AIM OF THE EXERCISE. Copy each line in the data that includes the word "note".

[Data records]
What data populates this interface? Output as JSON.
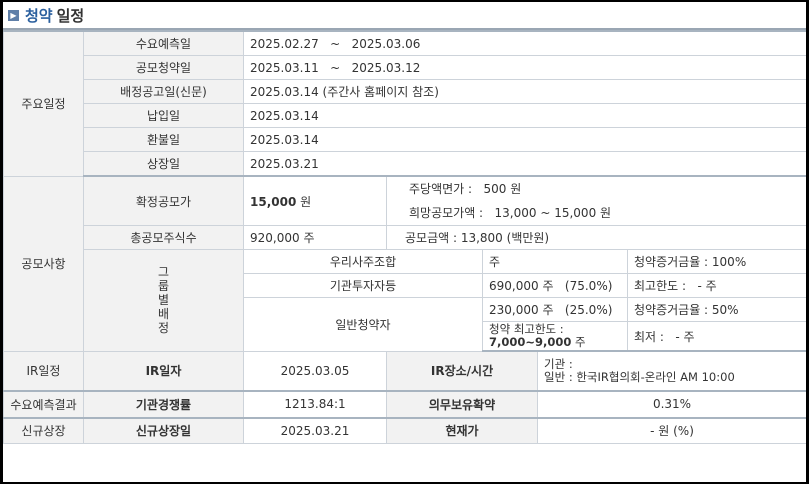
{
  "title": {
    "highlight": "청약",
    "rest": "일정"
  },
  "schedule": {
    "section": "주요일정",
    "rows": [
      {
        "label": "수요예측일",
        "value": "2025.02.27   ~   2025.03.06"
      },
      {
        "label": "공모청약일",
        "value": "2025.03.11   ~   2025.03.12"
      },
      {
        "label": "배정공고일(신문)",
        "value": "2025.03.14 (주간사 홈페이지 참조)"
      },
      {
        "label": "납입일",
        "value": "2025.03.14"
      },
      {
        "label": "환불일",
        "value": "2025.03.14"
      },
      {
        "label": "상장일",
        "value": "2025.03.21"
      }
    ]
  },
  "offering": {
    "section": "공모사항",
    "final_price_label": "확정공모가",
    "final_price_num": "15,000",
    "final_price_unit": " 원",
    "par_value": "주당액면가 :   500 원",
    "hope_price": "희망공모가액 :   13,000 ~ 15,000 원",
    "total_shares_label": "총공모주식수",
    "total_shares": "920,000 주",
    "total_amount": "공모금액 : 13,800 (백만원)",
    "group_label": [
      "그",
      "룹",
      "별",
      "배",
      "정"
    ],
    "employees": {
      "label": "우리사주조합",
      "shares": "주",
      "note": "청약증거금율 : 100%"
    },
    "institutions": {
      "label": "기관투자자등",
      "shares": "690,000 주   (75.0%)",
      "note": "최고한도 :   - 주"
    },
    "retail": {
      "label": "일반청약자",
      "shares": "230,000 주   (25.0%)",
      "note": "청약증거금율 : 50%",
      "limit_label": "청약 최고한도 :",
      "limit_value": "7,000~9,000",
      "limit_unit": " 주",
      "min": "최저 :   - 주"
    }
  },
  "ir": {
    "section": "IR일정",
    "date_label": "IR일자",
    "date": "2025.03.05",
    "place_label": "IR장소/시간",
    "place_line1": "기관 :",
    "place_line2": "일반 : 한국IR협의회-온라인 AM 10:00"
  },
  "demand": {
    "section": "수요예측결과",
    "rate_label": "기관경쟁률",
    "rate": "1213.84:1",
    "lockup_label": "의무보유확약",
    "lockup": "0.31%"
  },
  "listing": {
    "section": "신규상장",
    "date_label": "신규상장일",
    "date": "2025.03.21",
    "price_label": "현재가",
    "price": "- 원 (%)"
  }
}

ANSWER FOR THE TASK.
      "note": "청약증거금율 : 100%"
      "note": "최고한도 :   - 주"
      "note": "청약증거금율 : 50%",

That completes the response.